15 February 2023

When you are in a loving relationship, it may be impossible to conceive of a world in which you and your partner are not together. There may, however, come a time when the bond between you breaks down. Most people know about the importance of making a Will and of keeping it updated but what other issues do you need to consider?


Many couples own their property together. It may well have a joint mortgage.

Perhaps they have contributed different amounts to the deposit for the property or made unequal contributions to the mortgage.

Uncertainty can be avoided if a document is prepared at the time of purchase to record what the ownership shares are, but that step is not always taken.

Untangling the question of ownership of the property and sorting out who owns the equity, i.e. the free part of the property which is not taken up by the mortgage, needs to be done.

Life Assurance

You may have life assurance, particularly if you are paying a mortgage or if you have small children.

When the mortgage company pays out on the death of the insured, the money does not generally go into that person’s deceased estate and it is not normally governed by their Will.

Instead, the insured person will have signed a document telling the life assurance company to whom they should pay the money.

Do you need to update that document? You will not want to create a situation in which, if you die, the money goes to a partner you had 20 years ago.

Your Pension

There are basically two types of pension: a defined benefit scheme whereby your employer agrees to pay to you a pension of a certain size; and a money purchase scheme where you create a nest-egg which you use, as you run up to retirement, to organise your own pension.

With the former type of scheme, where your employer agrees to make regular payments to you during your lifetime, there is no sum of money which needs to be paid out if you die.

With the second type of scheme, however, there may well be a nest-egg which needs to be paid out to someone.

As with life assurance, that pot of money will not generally go into your deceased estate or be governed by your Will. Instead, you will have signed a document, held by the pension company, nominating who is to receive that money. The pension company generally have discretion as to whom to pay but will take this nomination into account.

You will need to update that document since you will not want the pension company to pay the fund to someone you may have fallen out of love with years before your death. This also ensures that the pension company do not detect a conflict between whom you have nominated and whom they think they should pay. That document must be updated as your family situation develops and changes.
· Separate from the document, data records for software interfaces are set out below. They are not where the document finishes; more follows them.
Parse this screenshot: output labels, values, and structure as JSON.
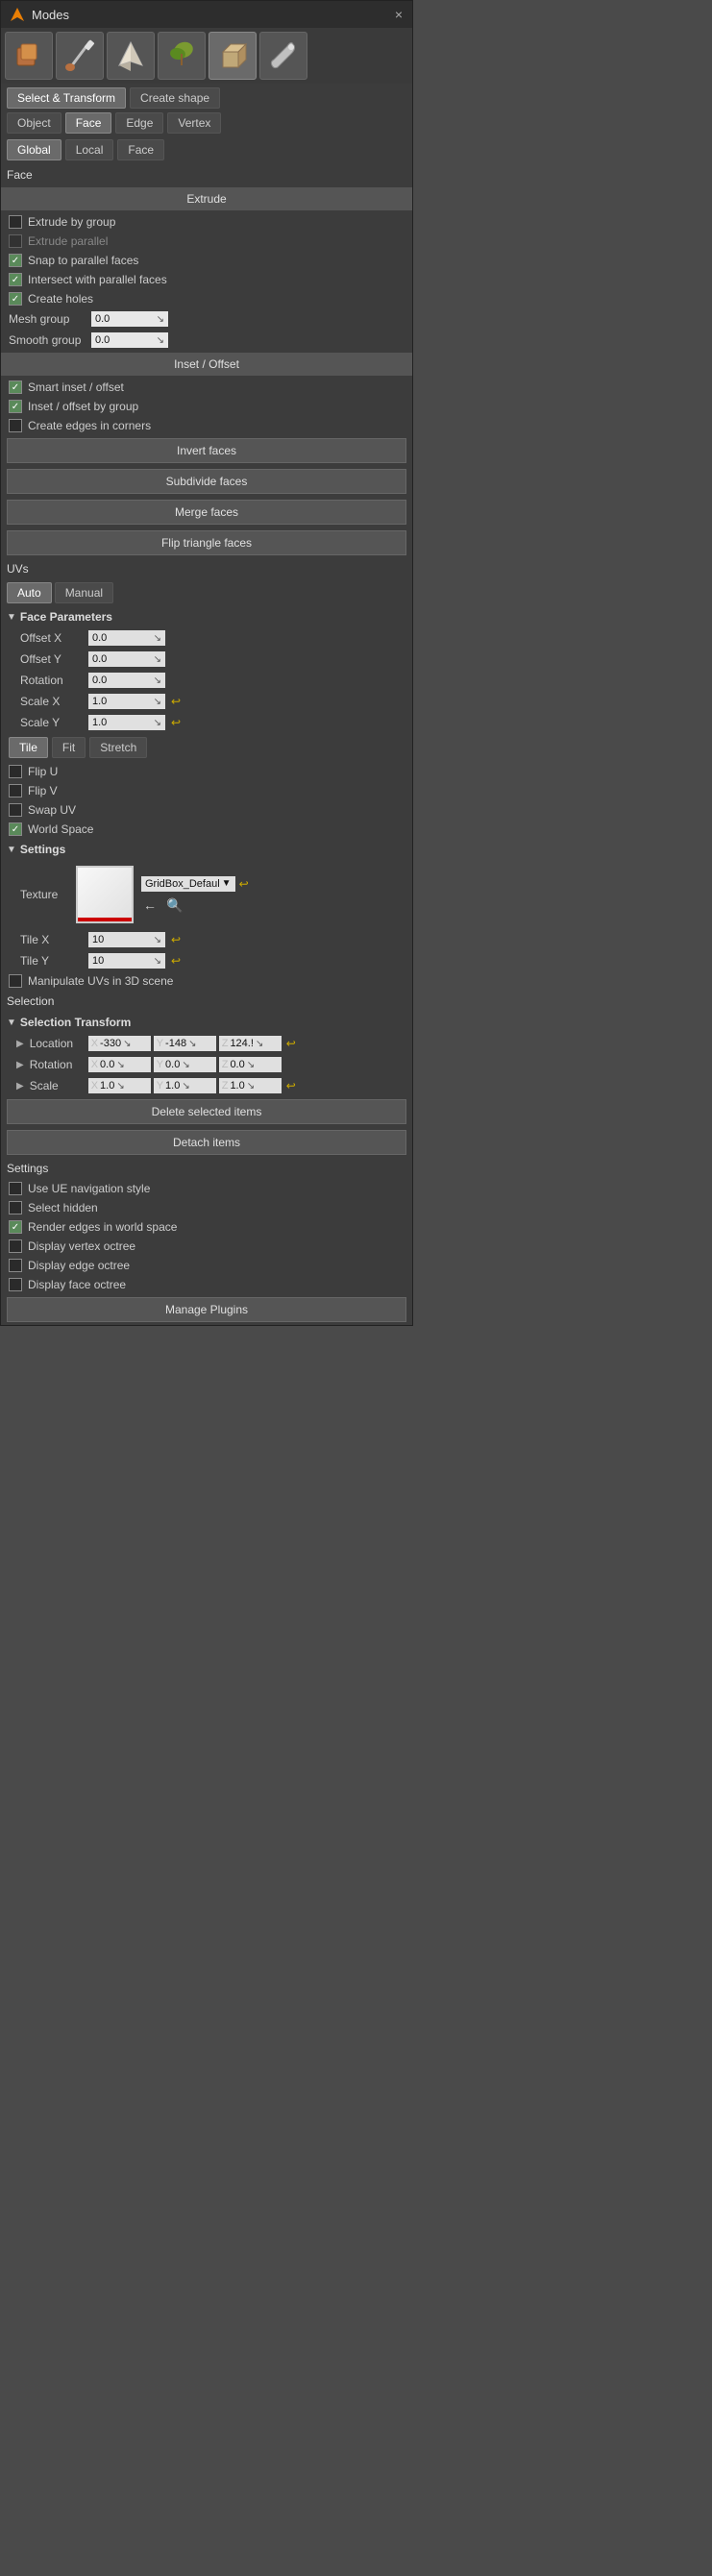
{
  "window": {
    "title": "Modes",
    "close_label": "×"
  },
  "mode_icons": [
    {
      "name": "transform-icon",
      "symbol": "🟫"
    },
    {
      "name": "paint-icon",
      "symbol": "🖌"
    },
    {
      "name": "sculpt-icon",
      "symbol": "⛰"
    },
    {
      "name": "foliage-icon",
      "symbol": "🍃"
    },
    {
      "name": "mesh-icon",
      "symbol": "📦"
    },
    {
      "name": "settings-icon",
      "symbol": "🔧"
    }
  ],
  "top_tabs": {
    "tab1": "Select & Transform",
    "tab2": "Create shape"
  },
  "sub_tabs": {
    "tab1": "Object",
    "tab2": "Face",
    "tab3": "Edge",
    "tab4": "Vertex"
  },
  "coord_tabs": {
    "tab1": "Global",
    "tab2": "Local",
    "tab3": "Face"
  },
  "face_label": "Face",
  "extrude_section": "Extrude",
  "extrude_by_group": {
    "label": "Extrude by group",
    "checked": false
  },
  "extrude_parallel": {
    "label": "Extrude parallel",
    "checked": false,
    "disabled": true
  },
  "snap_parallel": {
    "label": "Snap to parallel faces",
    "checked": true
  },
  "intersect_parallel": {
    "label": "Intersect with parallel faces",
    "checked": true
  },
  "create_holes": {
    "label": "Create holes",
    "checked": true
  },
  "mesh_group": {
    "label": "Mesh group",
    "value": "0.0"
  },
  "smooth_group": {
    "label": "Smooth group",
    "value": "0.0"
  },
  "inset_offset_section": "Inset / Offset",
  "smart_inset": {
    "label": "Smart inset / offset",
    "checked": true
  },
  "inset_by_group": {
    "label": "Inset / offset by group",
    "checked": true
  },
  "create_edges_corners": {
    "label": "Create edges in corners",
    "checked": false
  },
  "invert_faces_btn": "Invert faces",
  "subdivide_faces_btn": "Subdivide faces",
  "merge_faces_btn": "Merge faces",
  "flip_triangle_btn": "Flip triangle faces",
  "uvs_label": "UVs",
  "uvs_tabs": {
    "auto": "Auto",
    "manual": "Manual"
  },
  "face_params_title": "Face Parameters",
  "offset_x": {
    "label": "Offset X",
    "value": "0.0"
  },
  "offset_y": {
    "label": "Offset Y",
    "value": "0.0"
  },
  "rotation_uv": {
    "label": "Rotation",
    "value": "0.0"
  },
  "scale_x": {
    "label": "Scale X",
    "value": "1.0"
  },
  "scale_y": {
    "label": "Scale Y",
    "value": "1.0"
  },
  "tile_stretch_row": {
    "tile": "Tile",
    "fit": "Fit",
    "stretch": "Stretch"
  },
  "flip_u": {
    "label": "Flip U",
    "checked": false
  },
  "flip_v": {
    "label": "Flip V",
    "checked": false
  },
  "swap_uv": {
    "label": "Swap UV",
    "checked": false
  },
  "world_space": {
    "label": "World Space",
    "checked": true
  },
  "settings_title": "Settings",
  "texture_label": "Texture",
  "texture_dropdown": "GridBox_Defaul",
  "tile_x": {
    "label": "Tile X",
    "value": "10"
  },
  "tile_y": {
    "label": "Tile Y",
    "value": "10"
  },
  "manipulate_uvs": {
    "label": "Manipulate UVs in 3D scene",
    "checked": false
  },
  "selection_label": "Selection",
  "selection_transform_title": "Selection Transform",
  "location": {
    "label": "Location",
    "x": "-330",
    "y": "-148",
    "z": "124.!"
  },
  "rotation_sel": {
    "label": "Rotation",
    "x": "0.0",
    "y": "0.0",
    "z": "0.0"
  },
  "scale_sel": {
    "label": "Scale",
    "x": "1.0",
    "y": "1.0",
    "z": "1.0"
  },
  "delete_selected_btn": "Delete selected items",
  "detach_items_btn": "Detach items",
  "settings2_label": "Settings",
  "use_ue_nav": {
    "label": "Use UE navigation style",
    "checked": false
  },
  "select_hidden": {
    "label": "Select hidden",
    "checked": false
  },
  "render_edges": {
    "label": "Render edges in world space",
    "checked": true
  },
  "display_vertex": {
    "label": "Display vertex octree",
    "checked": false
  },
  "display_edge": {
    "label": "Display edge octree",
    "checked": false
  },
  "display_face": {
    "label": "Display face octree",
    "checked": false
  },
  "manage_plugins_btn": "Manage Plugins"
}
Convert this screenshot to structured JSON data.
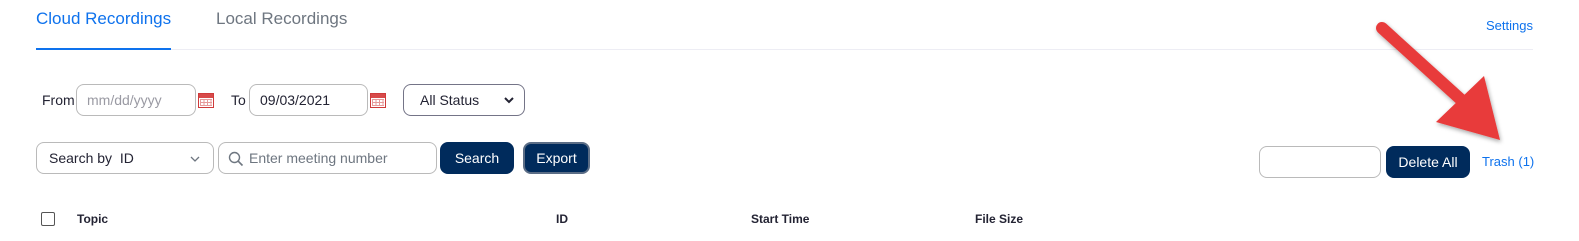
{
  "tabs": [
    {
      "label": "Cloud Recordings",
      "active": true
    },
    {
      "label": "Local Recordings",
      "active": false
    }
  ],
  "header": {
    "settings_label": "Settings"
  },
  "filters": {
    "from_label": "From",
    "from_placeholder": "mm/dd/yyyy",
    "from_value": "",
    "to_label": "To",
    "to_value": "09/03/2021",
    "status_selected": "All Status"
  },
  "search": {
    "search_by_selected": "Search by  ID",
    "meeting_placeholder": "Enter meeting number",
    "search_button": "Search",
    "export_button": "Export"
  },
  "actions": {
    "delete_all_button": "Delete All",
    "trash_link": "Trash (1)"
  },
  "table": {
    "columns": [
      "Topic",
      "ID",
      "Start Time",
      "File Size"
    ]
  },
  "colors": {
    "accent": "#0e72ed",
    "primary_button": "#002b5c",
    "annotation_arrow": "#e83b3b"
  },
  "icons": {
    "calendar": "calendar-icon",
    "dropdown": "chevron-down-icon",
    "search": "search-icon",
    "arrow": "red-arrow-annotation"
  }
}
For more information on our mediation services or dispute resolution services contact Peter Livingstone on 01935 846235 or email